Website and app data records
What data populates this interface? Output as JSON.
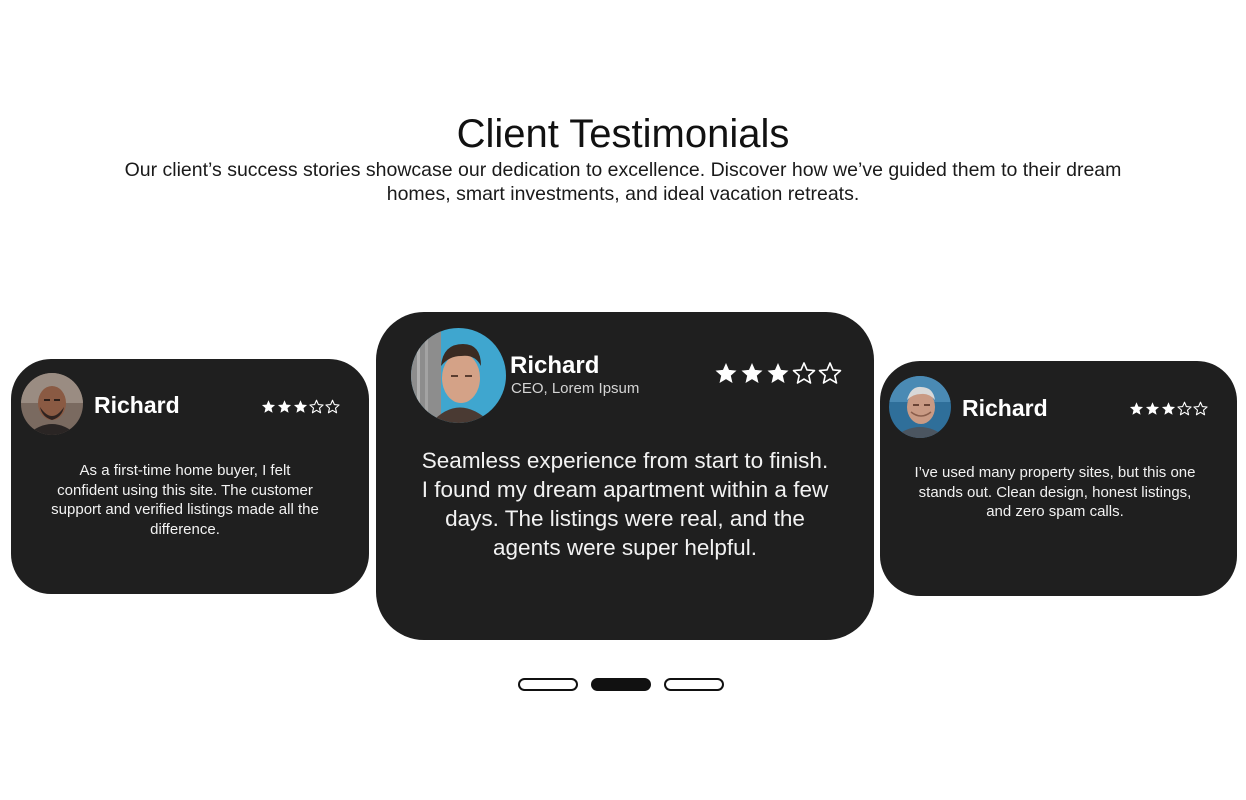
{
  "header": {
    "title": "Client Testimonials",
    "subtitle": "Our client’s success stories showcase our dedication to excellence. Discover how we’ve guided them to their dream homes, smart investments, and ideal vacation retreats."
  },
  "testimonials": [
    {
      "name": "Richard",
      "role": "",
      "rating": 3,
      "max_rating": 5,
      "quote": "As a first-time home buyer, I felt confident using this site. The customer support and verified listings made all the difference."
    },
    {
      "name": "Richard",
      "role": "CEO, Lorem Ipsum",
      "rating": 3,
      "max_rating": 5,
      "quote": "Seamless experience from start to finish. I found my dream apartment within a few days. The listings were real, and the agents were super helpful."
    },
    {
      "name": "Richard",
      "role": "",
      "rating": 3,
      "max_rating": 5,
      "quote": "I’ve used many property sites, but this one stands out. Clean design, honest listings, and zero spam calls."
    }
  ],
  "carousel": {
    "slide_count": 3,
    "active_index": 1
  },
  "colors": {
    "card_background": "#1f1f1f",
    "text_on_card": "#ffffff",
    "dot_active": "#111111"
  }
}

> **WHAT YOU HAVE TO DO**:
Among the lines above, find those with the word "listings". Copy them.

> **ANSWER TO THE EXERCISE**:
      "quote": "As a first-time home buyer, I felt confident using this site. The customer support and verified listings made all the difference."
      "quote": "Seamless experience from start to finish. I found my dream apartment within a few days. The listings were real, and the agents were super helpful."
      "quote": "I’ve used many property sites, but this one stands out. Clean design, honest listings, and zero spam calls."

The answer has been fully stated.